These definitions are based on 'traditional' grammar and while these definitions are correct most of the time, issues can arise. The most common problem relates to problems of understanding how language functions in context. A systemic functional linguistics (SFL) approach to grammar also introduces a scale of 'rank' when discussing lexicogrammar (so-called because words and grammar are two ends of a spectrum at grammatical level). A rank scale identifies that words make up groups of words, groups of words make up clauses and clauses make up sentences. This can be viewed from both bottom-up (x makes up y, y makes up z etc.) and top-down (z is made up of y, y is made of of x etc.). This is important in your example because clauses are functioning as parts of groups (e.g. a defining clause functions as parts of the nominal group rather than being another clause).

A second major issue is that verbs can function in different ways and have different structures. Traditional grammar identifies transitive (needs an object) and intransitive (doesn't need an object). However, some verbs are followed by "that" clauses e.g. said/know/argue that + clause etc. In SFL these verbs are said to "project: another clause. Another issue is that meaning can be enhanced through the use of 'that-clauses" e.g. so + adj + that, such + noun + that. (See http://www.alvinleong.info/sfg/sfgcomplex.html for more information.)

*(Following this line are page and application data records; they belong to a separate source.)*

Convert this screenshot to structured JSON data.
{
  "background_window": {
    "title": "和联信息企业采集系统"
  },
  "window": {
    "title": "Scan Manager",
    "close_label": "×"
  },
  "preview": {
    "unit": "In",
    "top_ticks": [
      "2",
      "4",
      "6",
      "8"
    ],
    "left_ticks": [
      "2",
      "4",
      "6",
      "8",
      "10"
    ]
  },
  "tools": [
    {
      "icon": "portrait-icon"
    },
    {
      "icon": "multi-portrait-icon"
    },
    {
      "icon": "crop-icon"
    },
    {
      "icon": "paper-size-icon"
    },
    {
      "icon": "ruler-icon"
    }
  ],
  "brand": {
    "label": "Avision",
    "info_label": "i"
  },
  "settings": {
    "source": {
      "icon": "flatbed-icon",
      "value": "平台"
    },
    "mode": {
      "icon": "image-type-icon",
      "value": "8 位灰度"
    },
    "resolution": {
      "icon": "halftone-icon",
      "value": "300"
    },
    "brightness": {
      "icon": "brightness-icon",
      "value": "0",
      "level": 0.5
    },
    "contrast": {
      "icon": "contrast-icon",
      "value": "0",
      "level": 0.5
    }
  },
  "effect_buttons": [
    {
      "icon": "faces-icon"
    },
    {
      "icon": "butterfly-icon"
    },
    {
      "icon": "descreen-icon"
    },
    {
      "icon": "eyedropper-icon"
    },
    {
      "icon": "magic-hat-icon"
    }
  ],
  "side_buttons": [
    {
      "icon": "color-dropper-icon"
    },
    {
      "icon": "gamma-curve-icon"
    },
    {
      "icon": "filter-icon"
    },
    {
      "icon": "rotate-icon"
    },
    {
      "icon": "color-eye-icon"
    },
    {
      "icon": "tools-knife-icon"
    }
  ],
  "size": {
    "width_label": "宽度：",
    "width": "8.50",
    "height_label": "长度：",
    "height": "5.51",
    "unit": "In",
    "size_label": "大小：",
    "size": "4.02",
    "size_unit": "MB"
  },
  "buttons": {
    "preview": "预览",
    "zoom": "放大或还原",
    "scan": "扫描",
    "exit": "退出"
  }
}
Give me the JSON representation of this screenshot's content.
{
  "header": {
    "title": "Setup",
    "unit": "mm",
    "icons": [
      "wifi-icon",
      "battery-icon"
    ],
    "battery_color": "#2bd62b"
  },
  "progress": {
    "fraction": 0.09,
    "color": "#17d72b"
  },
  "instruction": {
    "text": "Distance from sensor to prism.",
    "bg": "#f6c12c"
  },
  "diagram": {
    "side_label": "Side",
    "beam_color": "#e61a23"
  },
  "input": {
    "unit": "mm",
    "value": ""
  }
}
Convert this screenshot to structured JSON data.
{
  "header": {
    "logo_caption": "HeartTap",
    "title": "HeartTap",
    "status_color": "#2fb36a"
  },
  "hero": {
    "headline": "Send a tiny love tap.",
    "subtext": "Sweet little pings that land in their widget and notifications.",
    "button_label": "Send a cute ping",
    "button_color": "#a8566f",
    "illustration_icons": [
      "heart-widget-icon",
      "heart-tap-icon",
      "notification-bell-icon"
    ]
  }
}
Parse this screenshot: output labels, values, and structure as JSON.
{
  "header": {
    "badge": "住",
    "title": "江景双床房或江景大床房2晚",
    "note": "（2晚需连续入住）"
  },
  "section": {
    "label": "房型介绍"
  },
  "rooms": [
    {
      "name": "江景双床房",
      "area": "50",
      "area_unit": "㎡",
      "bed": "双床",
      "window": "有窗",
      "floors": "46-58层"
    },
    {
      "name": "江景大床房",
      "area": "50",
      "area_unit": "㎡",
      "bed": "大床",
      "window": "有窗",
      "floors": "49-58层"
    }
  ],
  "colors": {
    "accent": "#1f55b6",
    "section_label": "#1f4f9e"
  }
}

Looking at your example "Researchers who study the trajectory of biodiversity loss are alarmed that, within the century, an exponentially rising extinction rate might easily wipe out most of the species still surviving at the present time." we can identify a subject, which includes a defining clause (an embedded clause functioning to post-modify researchers), and a main verb are. Following this, a quality, "alarmed" attributes a feeling to the subject - researchers. The attribute is enhanced by adding a 'that clause', which functions to explain the reason why the researchers are "alarmed". As such, although there are a number of clauses in the sentence, there is only one main clause - the researchers are alarmed. The 'subject' is post-modified by a defining clause and the attribute is enhanced by a that-clause which gives a reason.

Following this analysis, I would consider this clause to be a complex sentence. I am aware, however, that there are other ways to analyse grammar and welcome any discussion.